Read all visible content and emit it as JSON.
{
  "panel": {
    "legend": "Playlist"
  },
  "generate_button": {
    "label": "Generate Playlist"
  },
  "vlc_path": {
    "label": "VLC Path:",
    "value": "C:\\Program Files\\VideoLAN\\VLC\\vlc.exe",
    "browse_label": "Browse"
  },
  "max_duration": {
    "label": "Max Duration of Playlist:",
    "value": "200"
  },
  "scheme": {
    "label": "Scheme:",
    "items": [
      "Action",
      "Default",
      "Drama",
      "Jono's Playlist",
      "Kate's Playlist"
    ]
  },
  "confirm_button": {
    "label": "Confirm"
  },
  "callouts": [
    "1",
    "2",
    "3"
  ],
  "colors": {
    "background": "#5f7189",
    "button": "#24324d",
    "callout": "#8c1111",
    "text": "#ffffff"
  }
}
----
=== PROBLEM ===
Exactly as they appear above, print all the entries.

=== WRITTEN RESPONSE ===
Read all visible content and emit it as JSON.
{
  "panel": {
    "legend": "Playlist"
  },
  "generate_button": {
    "label": "Generate Playlist"
  },
  "vlc_path": {
    "label": "VLC Path:",
    "value": "C:\\Program Files\\VideoLAN\\VLC\\vlc.exe",
    "browse_label": "Browse"
  },
  "max_duration": {
    "label": "Max Duration of Playlist:",
    "value": "200"
  },
  "scheme": {
    "label": "Scheme:",
    "items": [
      "Action",
      "Default",
      "Drama",
      "Jono's Playlist",
      "Kate's Playlist"
    ]
  },
  "confirm_button": {
    "label": "Confirm"
  },
  "callouts": [
    "1",
    "2",
    "3"
  ],
  "colors": {
    "background": "#5f7189",
    "button": "#24324d",
    "callout": "#8c1111",
    "text": "#ffffff"
  }
}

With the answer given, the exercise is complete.